*PROBLEM TO WORK ON*: Copy out every entry precisely.

*Website and app data records*:

========================

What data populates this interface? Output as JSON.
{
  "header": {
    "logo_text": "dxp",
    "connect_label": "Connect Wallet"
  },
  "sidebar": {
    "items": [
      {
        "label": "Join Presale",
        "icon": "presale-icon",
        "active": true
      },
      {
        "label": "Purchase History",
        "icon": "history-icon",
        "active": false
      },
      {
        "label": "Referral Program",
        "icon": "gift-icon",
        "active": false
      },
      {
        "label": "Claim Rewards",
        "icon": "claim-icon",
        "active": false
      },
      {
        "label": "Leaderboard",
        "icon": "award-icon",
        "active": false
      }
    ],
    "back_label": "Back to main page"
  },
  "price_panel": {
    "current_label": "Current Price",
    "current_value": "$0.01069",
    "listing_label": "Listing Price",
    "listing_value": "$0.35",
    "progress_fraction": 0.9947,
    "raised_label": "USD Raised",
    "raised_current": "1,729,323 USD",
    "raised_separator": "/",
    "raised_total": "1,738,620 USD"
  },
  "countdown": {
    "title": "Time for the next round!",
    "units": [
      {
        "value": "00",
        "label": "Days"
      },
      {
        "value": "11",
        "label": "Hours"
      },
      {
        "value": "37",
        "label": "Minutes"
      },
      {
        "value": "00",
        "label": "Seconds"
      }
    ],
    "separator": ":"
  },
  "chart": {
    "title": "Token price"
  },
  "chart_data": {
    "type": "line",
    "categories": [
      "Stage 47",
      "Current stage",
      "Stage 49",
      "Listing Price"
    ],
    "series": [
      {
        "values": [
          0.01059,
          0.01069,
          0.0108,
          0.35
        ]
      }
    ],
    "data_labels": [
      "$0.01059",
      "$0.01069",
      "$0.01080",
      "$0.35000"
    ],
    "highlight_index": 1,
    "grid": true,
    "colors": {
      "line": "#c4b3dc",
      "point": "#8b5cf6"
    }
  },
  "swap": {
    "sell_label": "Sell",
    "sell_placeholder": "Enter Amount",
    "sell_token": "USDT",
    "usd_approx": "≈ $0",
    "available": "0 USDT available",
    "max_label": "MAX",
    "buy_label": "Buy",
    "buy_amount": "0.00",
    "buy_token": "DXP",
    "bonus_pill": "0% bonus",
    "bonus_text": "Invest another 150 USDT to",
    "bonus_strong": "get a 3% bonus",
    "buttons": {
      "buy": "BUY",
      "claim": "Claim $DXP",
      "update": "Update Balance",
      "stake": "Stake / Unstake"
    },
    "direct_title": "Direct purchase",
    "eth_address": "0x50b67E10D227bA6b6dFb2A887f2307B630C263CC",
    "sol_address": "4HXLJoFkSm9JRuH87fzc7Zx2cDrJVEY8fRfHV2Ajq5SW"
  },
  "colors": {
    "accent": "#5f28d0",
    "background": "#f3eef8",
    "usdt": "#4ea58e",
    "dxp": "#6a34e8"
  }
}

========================

*EXERCISE OUTPUT*:
What data populates this interface? Output as JSON.
{
  "header": {
    "logo_text": "dxp",
    "connect_label": "Connect Wallet"
  },
  "sidebar": {
    "items": [
      {
        "label": "Join Presale",
        "icon": "presale-icon",
        "active": true
      },
      {
        "label": "Purchase History",
        "icon": "history-icon",
        "active": false
      },
      {
        "label": "Referral Program",
        "icon": "gift-icon",
        "active": false
      },
      {
        "label": "Claim Rewards",
        "icon": "claim-icon",
        "active": false
      },
      {
        "label": "Leaderboard",
        "icon": "award-icon",
        "active": false
      }
    ],
    "back_label": "Back to main page"
  },
  "price_panel": {
    "current_label": "Current Price",
    "current_value": "$0.01069",
    "listing_label": "Listing Price",
    "listing_value": "$0.35",
    "progress_fraction": 0.9947,
    "raised_label": "USD Raised",
    "raised_current": "1,729,323 USD",
    "raised_separator": "/",
    "raised_total": "1,738,620 USD"
  },
  "countdown": {
    "title": "Time for the next round!",
    "units": [
      {
        "value": "00",
        "label": "Days"
      },
      {
        "value": "11",
        "label": "Hours"
      },
      {
        "value": "37",
        "label": "Minutes"
      },
      {
        "value": "00",
        "label": "Seconds"
      }
    ],
    "separator": ":"
  },
  "chart": {
    "title": "Token price"
  },
  "chart_data": {
    "type": "line",
    "categories": [
      "Stage 47",
      "Current stage",
      "Stage 49",
      "Listing Price"
    ],
    "series": [
      {
        "values": [
          0.01059,
          0.01069,
          0.0108,
          0.35
        ]
      }
    ],
    "data_labels": [
      "$0.01059",
      "$0.01069",
      "$0.01080",
      "$0.35000"
    ],
    "highlight_index": 1,
    "grid": true,
    "colors": {
      "line": "#c4b3dc",
      "point": "#8b5cf6"
    }
  },
  "swap": {
    "sell_label": "Sell",
    "sell_placeholder": "Enter Amount",
    "sell_token": "USDT",
    "usd_approx": "≈ $0",
    "available": "0 USDT available",
    "max_label": "MAX",
    "buy_label": "Buy",
    "buy_amount": "0.00",
    "buy_token": "DXP",
    "bonus_pill": "0% bonus",
    "bonus_text": "Invest another 150 USDT to",
    "bonus_strong": "get a 3% bonus",
    "buttons": {
      "buy": "BUY",
      "claim": "Claim $DXP",
      "update": "Update Balance",
      "stake": "Stake / Unstake"
    },
    "direct_title": "Direct purchase",
    "eth_address": "0x50b67E10D227bA6b6dFb2A887f2307B630C263CC",
    "sol_address": "4HXLJoFkSm9JRuH87fzc7Zx2cDrJVEY8fRfHV2Ajq5SW"
  },
  "colors": {
    "accent": "#5f28d0",
    "background": "#f3eef8",
    "usdt": "#4ea58e",
    "dxp": "#6a34e8"
  }
}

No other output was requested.